Featured News

ChinaAid News

Related News

In the News

Walking with the persecuted faithful

Truly I tell you, whatever you did for one of the least of these brothers and sisters of mine, you did for me.

-- Matthew 25:40, NIV

Make a Difference

These are ways for you to get involved to help the persecuted in China. Click any of the links below to start helping the Chinese Church today.

Write Letters

Write to imprisoned prisoners of conscience to provide encouragement and send a signal to prison officials that there are people all over the world who care for these brave imprisoned.

Act Now

Sign Petitions

Raise your voice with other supporters and sign petitions to tell top-ranking Chinese authorities that these cases will not be forgotten.

Act Now


One of the most powerful ways that you can support the persecuted church is through a monetary donation. You can give to a specific program with a one-time gift or set up a monthly donation.

Act Now

Be Encouraged

Testimonies and words of encouragement from ChinaAid supporters:

Get Connected

Find out how you can stay in touch with ChinaAid:

ChinaAid on Social Media

Subscribe to Daily News Update

Subscribe to Monthly E-Newsletter:

Sinosphere: Demolition Begins on Church That Triggered Protest

Thursday, May 1, 2014

The New York Times

By Austin Ramzy

Demolition has begun on a church in the southeastern Chinese province of Zhejiang that thousands of worshipers had tried to protect after the authorities said it violated local building codes.

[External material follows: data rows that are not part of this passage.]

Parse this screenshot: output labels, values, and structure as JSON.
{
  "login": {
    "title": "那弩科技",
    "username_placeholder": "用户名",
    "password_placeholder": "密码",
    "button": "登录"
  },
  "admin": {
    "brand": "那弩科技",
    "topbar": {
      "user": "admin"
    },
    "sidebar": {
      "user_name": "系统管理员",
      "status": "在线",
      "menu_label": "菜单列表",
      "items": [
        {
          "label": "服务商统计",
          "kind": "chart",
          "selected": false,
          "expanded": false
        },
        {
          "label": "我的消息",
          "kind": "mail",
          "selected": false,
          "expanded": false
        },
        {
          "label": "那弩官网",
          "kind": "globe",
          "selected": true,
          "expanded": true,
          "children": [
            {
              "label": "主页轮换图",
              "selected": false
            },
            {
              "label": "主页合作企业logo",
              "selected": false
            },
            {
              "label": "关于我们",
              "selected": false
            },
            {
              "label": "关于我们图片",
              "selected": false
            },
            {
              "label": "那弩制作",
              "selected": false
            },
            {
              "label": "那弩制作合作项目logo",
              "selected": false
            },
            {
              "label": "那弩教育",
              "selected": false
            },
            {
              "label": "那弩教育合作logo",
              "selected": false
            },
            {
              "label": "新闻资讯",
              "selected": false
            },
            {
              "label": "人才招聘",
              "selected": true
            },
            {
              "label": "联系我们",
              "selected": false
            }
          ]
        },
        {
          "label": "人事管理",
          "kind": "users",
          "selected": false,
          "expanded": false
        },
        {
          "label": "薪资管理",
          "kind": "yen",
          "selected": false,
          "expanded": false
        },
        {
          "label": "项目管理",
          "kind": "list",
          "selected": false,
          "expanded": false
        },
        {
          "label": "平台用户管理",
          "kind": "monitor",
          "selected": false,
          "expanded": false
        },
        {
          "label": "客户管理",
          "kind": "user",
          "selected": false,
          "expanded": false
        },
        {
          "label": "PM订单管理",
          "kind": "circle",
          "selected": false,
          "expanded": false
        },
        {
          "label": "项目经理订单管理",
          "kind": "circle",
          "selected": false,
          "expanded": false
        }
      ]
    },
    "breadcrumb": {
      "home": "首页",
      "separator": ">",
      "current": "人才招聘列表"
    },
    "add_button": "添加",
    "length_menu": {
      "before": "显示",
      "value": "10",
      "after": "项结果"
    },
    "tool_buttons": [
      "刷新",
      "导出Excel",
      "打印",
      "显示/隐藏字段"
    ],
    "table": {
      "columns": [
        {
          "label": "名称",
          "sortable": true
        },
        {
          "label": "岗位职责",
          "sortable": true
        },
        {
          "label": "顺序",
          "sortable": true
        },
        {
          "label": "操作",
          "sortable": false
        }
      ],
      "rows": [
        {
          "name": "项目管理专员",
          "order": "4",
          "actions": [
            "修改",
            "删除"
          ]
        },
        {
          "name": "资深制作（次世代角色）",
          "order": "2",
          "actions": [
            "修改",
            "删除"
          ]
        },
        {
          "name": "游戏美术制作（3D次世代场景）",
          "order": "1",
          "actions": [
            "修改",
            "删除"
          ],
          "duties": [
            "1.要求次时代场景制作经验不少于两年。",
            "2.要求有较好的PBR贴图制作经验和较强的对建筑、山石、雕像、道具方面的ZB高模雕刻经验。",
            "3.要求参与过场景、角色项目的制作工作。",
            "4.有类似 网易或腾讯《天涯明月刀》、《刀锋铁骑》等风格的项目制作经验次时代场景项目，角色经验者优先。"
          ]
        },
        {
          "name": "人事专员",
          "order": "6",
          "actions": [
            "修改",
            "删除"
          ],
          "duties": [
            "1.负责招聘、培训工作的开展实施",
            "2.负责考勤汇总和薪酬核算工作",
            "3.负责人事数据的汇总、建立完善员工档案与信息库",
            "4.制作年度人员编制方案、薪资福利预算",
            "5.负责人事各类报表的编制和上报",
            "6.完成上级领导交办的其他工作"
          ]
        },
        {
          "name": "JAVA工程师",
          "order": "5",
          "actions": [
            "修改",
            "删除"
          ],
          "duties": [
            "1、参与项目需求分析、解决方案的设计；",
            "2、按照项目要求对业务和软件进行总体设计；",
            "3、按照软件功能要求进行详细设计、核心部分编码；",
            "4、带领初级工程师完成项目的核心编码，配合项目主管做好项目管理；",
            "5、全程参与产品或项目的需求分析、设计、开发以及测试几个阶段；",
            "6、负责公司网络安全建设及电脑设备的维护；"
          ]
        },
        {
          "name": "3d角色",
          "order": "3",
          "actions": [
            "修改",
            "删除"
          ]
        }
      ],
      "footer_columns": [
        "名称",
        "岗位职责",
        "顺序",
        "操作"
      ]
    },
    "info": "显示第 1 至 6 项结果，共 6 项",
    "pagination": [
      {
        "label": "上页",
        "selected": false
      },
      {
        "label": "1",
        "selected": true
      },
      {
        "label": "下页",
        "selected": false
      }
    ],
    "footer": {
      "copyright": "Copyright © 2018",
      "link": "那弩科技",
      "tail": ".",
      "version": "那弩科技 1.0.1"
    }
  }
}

The Sanjiang Christian Church in Yongjia County, near the city of Wenzhou, was registered as part of China’s Three-Self Patriotic Movement, the country’s official Protestant organization, and not an underground congregation of the kind that often run afoul of China’s controls on religion.

But the Sanjiang Church still upset local officials, who said it was too large and its cross too tall. When its demolition seemed imminent earlier this month, thousands of worshipers gathered to protect the structure. Several older congregants slept inside the building to ward off bulldozers.

The negotiations failed, and on Monday several demolition machines were photographed removing the outer walls of the structure. Images posted online Tuesday showed the church partially collapsed.

Zhejiang Daily, the official newspaper of the provincial government, portrayed the demolition of the Sanjiang Church as an administrative matter that had to be carried out to ensure fair application of the law. In a front-page story on Tuesday, it said that the church was built more than four times larger than the 1,881 square meters originally permitted. “The Yongjia County government has, according to the law, begun to forcibly demolish this illegal structure,” the newspaper said.

The paper accused some local residents of “instigating some believers to gather at this illegal structure, publicly interfere with attempts to rectify this illegal structure and bring about a harmful influence to society.”

Christian organizations said that the Sanjiang Church was the victim of a campaign to clamp down on religion in Zhejiang. Two smaller houses of worship in the province, a Protestant church in the town of Zhoushan and a Catholic church in Pingyang County, were demolished over the past week, according to ChinaAid, a United States-based advocacy group for Christians in China. The organization said that at least four Zhejiang Christians had also been detained.

Several members of the Sanjiang Church could not be reached for comment on Tuesday, with their phones apparently turned off.

Wenzhou is considered one of the most devout areas of China, and large Christian churches and Buddhist temples are prominent in the smaller towns outside the port city. People from Wenzhou often work abroad, and local Christians say the money they send home helps finance church and temple construction.

Work on the Sanjiang Church was finished in December after two and a half years of construction. Members raised the building cost of 30 million renminbi, or about $4.8 million, through private donations.

Mia Li contributed research.


China Aid Contacts
Rachel Ritchie, English Media Director
Cell: (432) 553-1080 | Office: 1+ (888) 889-7757 | Other: (432) 689-6985
Website: www.chinaaid.org